Provocative design: doing things differently, challenging the status quo.
Fragile design: designs that require community agreement to hold them together.
Careful or caring design: taking care to be inclusive in design thinking and processes.
Everyday design: designing more things to be ubiquitous, accepted and normal.
Thoughtful design: the opposite of thoughtless design where some people feel left out.
Empathetic design: similar to careful/caring design and thoughtful design, by putting yourself in the situation of others.
Looking to the future design: looking at how trends are developing and factoring this into designs.
7 senses design: factoring all our senses into designs.
Collaborative design: in some cultures this is a significant part of the design process – without it the product, service or building won’t be used.
Acceptable design: similar to collaborative design, but perhaps some compromises have to be made.
Disruptive design: changing the way things are done, challenging the status quo of designs, using environments or products in new ways.
Intergenerational design: family structures are diverse – recognising that not every family is a nuclear family whether at home or in the community.
Liveable design: being functional for everyone as well as looking good
Universal usability: focusing on how people use things – used mostly in relation to mobile technology, particularly to include older people
Interaction experience: trying to pull together usability, user experience and accessibility under one umbrella – relates mostly to ergonomics
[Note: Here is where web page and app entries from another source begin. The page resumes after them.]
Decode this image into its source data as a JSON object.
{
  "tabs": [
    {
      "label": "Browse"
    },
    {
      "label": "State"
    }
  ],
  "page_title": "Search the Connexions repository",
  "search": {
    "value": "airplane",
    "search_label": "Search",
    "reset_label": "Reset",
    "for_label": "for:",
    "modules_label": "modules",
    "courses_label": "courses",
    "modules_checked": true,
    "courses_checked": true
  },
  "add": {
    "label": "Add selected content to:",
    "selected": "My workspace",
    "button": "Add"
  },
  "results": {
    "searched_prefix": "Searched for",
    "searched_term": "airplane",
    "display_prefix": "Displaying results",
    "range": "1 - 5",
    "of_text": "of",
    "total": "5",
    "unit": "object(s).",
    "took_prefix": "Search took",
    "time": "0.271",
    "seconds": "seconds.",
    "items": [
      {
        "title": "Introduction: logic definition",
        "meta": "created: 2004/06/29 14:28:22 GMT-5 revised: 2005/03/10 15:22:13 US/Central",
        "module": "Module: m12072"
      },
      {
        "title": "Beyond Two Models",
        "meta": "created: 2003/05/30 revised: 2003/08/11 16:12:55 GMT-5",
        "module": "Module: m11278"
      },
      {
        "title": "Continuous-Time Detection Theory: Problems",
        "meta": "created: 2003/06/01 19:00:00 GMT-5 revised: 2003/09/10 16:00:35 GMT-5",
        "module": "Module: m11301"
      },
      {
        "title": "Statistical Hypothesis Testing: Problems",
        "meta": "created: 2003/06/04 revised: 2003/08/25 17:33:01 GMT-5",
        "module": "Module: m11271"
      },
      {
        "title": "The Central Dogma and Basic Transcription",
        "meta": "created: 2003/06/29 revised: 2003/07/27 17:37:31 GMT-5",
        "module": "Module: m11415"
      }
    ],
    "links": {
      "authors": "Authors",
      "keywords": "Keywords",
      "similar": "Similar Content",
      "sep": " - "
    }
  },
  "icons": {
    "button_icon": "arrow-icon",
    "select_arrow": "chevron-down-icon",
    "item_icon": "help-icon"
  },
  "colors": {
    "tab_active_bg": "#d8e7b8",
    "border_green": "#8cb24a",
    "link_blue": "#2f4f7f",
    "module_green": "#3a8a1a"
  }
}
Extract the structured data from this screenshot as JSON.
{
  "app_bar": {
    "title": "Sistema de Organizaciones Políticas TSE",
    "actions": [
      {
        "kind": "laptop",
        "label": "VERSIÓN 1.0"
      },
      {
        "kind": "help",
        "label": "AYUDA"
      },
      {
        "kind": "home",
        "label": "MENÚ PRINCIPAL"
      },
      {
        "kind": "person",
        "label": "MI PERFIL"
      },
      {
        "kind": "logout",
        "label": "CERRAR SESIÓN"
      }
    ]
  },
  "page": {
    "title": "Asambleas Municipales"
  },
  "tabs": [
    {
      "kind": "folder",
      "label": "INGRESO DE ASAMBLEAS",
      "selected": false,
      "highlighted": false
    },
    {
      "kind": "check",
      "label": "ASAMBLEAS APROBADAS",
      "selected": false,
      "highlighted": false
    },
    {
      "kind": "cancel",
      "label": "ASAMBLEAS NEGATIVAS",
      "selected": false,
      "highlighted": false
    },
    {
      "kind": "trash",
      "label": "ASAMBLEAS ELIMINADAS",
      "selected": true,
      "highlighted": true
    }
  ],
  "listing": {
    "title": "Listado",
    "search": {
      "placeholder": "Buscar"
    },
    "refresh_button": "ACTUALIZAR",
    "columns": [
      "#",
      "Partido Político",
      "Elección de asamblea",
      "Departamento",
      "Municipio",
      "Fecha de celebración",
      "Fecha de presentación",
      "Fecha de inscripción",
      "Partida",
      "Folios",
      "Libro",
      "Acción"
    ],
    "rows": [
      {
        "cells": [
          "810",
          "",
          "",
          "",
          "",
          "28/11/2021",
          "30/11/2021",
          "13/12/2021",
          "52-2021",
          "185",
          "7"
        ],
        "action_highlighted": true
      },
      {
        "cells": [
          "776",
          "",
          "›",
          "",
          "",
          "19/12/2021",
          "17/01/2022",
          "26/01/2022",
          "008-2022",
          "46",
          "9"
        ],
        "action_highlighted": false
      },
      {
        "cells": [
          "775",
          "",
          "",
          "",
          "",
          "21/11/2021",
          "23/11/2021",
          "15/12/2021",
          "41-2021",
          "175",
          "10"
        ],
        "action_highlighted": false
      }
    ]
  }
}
What is it about designs that either include or exclude users? Many designs are everyday – the things we hardly notice. That is, until we have difficulty using them. Design students need to see how exclusion happens.
Deborah Beardslee takes the perspective of physical ability to analyse how inclusion and exclusion happen in the design process. She notes that most designs work reasonably well for most people even if they aren’t designed that well. But we are all familiar with some degree of compromised experience. For example, hard to read instructions, doors that are difficult to open, places difficult to navigate and generally unappealing places.
Beardlee’s article will be of interest to design educators as well as practitioners. It focuses on examining everyday interactions with commonplace items with analysis of several examples. The aim of the paper is to encourage strategies for educating designers to be more inclusive.
Abstract: Age and physical ability are natural filters for assessing the successes of designed objects, messages, and experiences. Design problem solving contributes (or not) to the resolution of challenges faced by aging and/or physically challenged individuals as they interact with products and contexts in the built environment. This paper examines some design details, solutions, and situations that impact everyday inclusivity and quality of experience, and suggests approaches toward understanding and increasing interaction success for all of us.
The comparisons presented in this work are intended to initiate an evolving platform for the discussion and development of design education strategies and content that prioritize aging and physical ability issues. Some familiar macro and micro examples have been chosen to illuminate everyday user interactions, challenges, and considerations. Ideally, increased exposure to these aspects, through audience-, age-, and ability-related projects, courses, and curriculum, will strengthen awareness and empathy in young design students, and encourage thoughtful, and more inclusive, design in the future.